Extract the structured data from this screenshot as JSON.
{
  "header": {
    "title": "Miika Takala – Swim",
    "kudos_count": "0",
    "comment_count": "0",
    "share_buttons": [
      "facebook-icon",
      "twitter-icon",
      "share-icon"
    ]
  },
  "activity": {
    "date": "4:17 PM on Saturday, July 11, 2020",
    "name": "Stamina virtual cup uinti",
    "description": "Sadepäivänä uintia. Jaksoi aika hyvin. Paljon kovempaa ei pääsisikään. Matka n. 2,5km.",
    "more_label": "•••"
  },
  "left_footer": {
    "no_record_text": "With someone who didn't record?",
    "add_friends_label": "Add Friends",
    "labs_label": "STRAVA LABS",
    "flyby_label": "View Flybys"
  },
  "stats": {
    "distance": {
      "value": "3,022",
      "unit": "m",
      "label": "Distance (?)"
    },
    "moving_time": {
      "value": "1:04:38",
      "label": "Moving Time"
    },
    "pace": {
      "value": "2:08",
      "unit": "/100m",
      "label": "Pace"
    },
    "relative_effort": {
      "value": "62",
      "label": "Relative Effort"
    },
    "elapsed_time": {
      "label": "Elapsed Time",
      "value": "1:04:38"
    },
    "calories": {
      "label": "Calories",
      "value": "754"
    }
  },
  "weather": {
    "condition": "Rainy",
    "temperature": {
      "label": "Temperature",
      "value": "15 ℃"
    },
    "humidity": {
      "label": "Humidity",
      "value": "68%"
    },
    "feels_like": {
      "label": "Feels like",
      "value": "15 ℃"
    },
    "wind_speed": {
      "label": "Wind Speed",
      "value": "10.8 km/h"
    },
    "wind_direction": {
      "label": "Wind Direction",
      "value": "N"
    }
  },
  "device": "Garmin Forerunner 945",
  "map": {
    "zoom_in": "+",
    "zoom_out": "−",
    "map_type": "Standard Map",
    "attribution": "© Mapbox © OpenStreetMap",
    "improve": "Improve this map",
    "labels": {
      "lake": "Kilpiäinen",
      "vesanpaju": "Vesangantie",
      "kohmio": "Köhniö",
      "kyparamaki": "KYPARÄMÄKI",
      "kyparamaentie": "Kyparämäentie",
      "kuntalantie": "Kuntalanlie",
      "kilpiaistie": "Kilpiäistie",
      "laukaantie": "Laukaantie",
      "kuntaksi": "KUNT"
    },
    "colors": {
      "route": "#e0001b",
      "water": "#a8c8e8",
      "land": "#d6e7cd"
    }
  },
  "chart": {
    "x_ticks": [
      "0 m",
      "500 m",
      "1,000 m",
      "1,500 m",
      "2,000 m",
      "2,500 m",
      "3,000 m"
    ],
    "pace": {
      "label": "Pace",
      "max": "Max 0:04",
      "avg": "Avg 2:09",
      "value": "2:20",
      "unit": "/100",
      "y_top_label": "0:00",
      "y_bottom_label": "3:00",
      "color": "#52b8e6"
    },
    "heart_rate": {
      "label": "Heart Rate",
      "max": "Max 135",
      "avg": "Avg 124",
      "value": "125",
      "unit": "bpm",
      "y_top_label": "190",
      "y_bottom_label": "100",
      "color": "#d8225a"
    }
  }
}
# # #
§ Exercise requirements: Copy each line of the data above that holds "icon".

§ Final answer:
      "facebook-icon",
      "twitter-icon",
      "share-icon"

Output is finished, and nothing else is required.